Children’s books pull her back in time
Published 12:13 am Saturday, May 6, 2017
What mother doesn’t look back and remember with pleasure some joyful moments she shared with her children?
Although the Internet and Google are as close as my computer, I often turn to a set of encyclopedias on the bookshelves in my husband’s office to do a little research. Right above that shelf is one laden with children’s books. They are old—some very old. A few even belonged to me, but our son and daughter accumulated the rest. Almost every time I see that shelf, I want to explore it. When I slip the encyclopedia back in its place, I usually give in to the urge to pull out several of the children’s books.
Last week, my hand fell on The Three Billy Goats Gruff. Both the front and back covers are missing. Some pages are tattered, but all of them are legible. The magic that seemed to captivate me in years past returned as I carefully turned each page. A few pages in color stand out, but the drawings in black and white are equally appealing.
I really do not know who enjoyed that story more as I read it first to my son and several years later to his sister. I remember how contented each looked as they snuggled up to me and sat listening attentively. I read the book repeatedly to each of them through the years.

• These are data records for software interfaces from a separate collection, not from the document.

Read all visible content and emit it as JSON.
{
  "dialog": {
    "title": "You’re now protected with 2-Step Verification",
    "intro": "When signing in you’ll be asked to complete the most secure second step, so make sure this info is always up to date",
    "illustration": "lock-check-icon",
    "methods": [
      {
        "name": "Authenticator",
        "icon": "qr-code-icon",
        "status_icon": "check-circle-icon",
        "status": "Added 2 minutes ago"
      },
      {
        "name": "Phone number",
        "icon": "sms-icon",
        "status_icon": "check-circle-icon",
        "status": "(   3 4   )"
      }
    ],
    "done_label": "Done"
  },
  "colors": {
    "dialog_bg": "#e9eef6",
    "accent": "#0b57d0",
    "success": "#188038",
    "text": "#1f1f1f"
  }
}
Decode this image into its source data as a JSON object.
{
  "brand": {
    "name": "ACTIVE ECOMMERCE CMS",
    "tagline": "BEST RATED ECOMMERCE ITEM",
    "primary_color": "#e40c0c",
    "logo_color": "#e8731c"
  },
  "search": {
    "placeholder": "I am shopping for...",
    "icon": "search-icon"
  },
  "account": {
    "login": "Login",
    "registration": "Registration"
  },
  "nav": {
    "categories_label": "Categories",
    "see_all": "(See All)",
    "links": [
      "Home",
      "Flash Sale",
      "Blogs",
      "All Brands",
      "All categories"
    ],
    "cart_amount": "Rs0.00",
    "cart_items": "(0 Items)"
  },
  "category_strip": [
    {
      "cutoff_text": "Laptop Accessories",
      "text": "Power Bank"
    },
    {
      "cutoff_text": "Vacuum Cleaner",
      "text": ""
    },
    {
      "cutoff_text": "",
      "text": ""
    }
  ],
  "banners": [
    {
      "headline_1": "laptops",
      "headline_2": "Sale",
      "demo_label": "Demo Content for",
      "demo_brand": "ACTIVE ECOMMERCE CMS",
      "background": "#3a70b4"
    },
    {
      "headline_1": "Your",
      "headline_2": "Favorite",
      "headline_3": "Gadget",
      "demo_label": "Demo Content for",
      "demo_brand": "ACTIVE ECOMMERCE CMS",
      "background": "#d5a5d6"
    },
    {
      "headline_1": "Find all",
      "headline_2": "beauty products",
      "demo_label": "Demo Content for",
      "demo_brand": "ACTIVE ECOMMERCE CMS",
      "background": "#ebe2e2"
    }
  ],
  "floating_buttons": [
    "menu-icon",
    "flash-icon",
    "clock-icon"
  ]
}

We loved following the goats as each “trip-trapped” across the bridge heading for the hillside to eat green grass. Under the bridge lived a grouchy, mean old troll who roared at each goat as it stepped on the bridge. “Who goes tripping over my bridge?” he asked and threatened to eat them. You could say the story is a bit violent, but the expression the reader could give to the words made it appealing to the listeners. Too, there was a moral to the story with the good hungry goats triumphing over the evil troll at the close.
Robert Louis Stevenson’s A Child’s Garden of Verses also fell in my hands that day. It was a later version of one from my childhood. It always transported me into a strange and wonderful world. Suddenly it seemed like meeting a childhood friend bringing back pleasant memories. No matter how many times I read the poetry in that book, it swept me into a cloud of wonderment. My imagination went soaring.
As time passed, the beautiful illustrations stayed in my memory. It was a pleasure to share them with my children. I hope parents today take time to read those wonderful poems to their children. They are sure to stir the imagination.
Today, remembering those illustrations, I close my eyes and find myself playing in the sand with the waters of the Gulf of Mexico tickling my toes. Or I see a happy child holding on tight, swinging high above the ground.
It is truly a blessing to reach into the past by way of my children’s bookshelf.
Nina Keenam is retired from the newspaper business. Her column appears on Saturdays.